Thompson Negotiating With Drug Companies to Purchase Anthrax Antibiotics; Sees No Need to Override Cipro PatentHHS Secretary Tommy Thompson said on Saturday that he would consider invoking a federal law allowing generic drug makers to bypass Bayer's patent on Cipro, the only drug approved by the FDA to treat inhalation anthrax, the Washington Post reports. The move would allow the generic companies to produce the antibiotic for the government. "We are looking at the patent issue very closely," Thompson said (Vedantam/Chea, Washington Post, 10/20). However, he said that at present "there was no need" to override Bayer's Cipro patent. "We have plenty of Cipro right now," he said (Pear, New York Times, 10/20). Tony Jewell, an HHS spokesperson, said that agency officials "do not believe" that breaking the patent is necessary, adding, "It would not save money to break the patent." Bayer supplies the government with Cipro at a discounted price of $1.83 per tablet. Thompson said Saturday that he has negotiated with Bayer and other drug companies to purchase about 1.2 billion doses of antibiotics to treat 10 million Americans for 60 days in the event of an anthrax outbreak. Federal health officials last Friday said Cipro makes up only about 8% of the pills that the government plans to purchase. The remainder will be generic versions of other antibiotics such as penicillin and doxycycline (Washington Post, 10/20). Sen. Charles Schumer (D-N.Y.), who has asked Thompson to override Bayer's patent on Cipro, said that Thompson "wants to negotiate between Bayer and the generic companies, to get an amicable agreement" under which Bayer would allow the companies to manufacture Cipro. Bayer's patent on the drug expires in December 2003 (New York Times, 10/20). The company has "mounted a defense against attempts" to allow the sale of a generic version of Cipro (Washington Post, 10/20).
Legal, Political Questions
Thompson said last week that he did not "have the power or legal authority" to allow generic drug companies to bypass Bayer's patent and manufacture Cipro (Kaiser Daily Health Policy Report, 10/17). However, Philippe Bennett, head of intellectual property practice at Coudert Brothers law firm in New York, said that the government does have the legal authority to "find alternative suppliers other than the patent owners to meet the needs of the welfare of the country." According to Alfred Engelberg, a retired intellectual property lawyer who wrote a brief for Schumer about the proposal, the government's "reticence to order generic Cipro stemmed from a larger concern": a "clas[h]" with nations in Asia and Africa over their right to acquire generic drugs for AIDS and other diseases. "If the United States is seen as issuing a compulsory license when it has a health emergency, it can hardly argue to the rest of the world that third-world countries can't exercise a similar right when they have an emergency," he said (Washington Post, 10/20).
In related news, federal health officials said last Saturday that they have asked the FDA to approve the use of the anthrax vaccine for patients already exposed to the bacteria, CDC Deputy Director David Fleming said.
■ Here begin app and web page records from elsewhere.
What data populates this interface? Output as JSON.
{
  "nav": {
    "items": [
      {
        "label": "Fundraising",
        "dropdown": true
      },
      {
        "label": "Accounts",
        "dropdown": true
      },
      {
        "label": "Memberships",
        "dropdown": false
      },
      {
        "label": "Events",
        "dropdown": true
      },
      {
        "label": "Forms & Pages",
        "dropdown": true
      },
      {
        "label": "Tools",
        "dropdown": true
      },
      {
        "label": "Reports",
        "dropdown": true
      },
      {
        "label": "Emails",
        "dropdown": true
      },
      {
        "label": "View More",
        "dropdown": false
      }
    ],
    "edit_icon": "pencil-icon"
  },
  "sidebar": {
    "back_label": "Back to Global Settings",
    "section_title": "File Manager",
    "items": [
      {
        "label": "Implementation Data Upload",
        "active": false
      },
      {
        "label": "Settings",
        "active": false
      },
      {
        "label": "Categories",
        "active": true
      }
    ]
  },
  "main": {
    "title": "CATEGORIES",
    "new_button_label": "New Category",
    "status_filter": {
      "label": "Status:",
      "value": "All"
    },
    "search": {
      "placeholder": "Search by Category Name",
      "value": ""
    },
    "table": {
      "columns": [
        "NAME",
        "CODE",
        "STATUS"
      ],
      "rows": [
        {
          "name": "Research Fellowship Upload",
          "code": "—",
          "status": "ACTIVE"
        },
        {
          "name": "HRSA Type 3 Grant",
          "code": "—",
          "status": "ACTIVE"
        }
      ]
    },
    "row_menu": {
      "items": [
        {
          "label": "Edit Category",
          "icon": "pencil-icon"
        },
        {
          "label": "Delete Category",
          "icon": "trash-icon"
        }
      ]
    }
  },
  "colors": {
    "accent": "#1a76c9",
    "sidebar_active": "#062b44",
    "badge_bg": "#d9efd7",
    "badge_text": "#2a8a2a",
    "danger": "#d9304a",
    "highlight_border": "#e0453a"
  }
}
Health officials said that the vaccine "would be useful" to treat patients exposed to anthrax strains with resistance to antibiotics and in patients who "could not tolerate" antibiotics (New York Times, 10/20). Meanwhile, the Gilmore Commission, a federally appointed advisory panel on terrorism chaired by Virginia Gov. James Gilmore (R), is expected to recommend that the government build and operate a national facility to develop vaccines against biological agents. The commission, which plans to release its third annual report to the president and Congress in December, may release an executive summary as early as this week. The Wall Street Journal reports that the commission will likely ask the government to contract with a private pharmaceutical company to operate a national vaccine facility to help "avoid some of the chronic shortages" of vaccines against biological agents. In addition, the commission plans to recommend increasing public health laboratories' capacity to detect biological attacks, standardizing lab employees' training and improving coordination among government and private labs. According to the Journal, the plan could "help reduce some of the delays and confusions that have arisen over the recent anthrax cases" (Caffrey, Wall Street Journal, 10/22).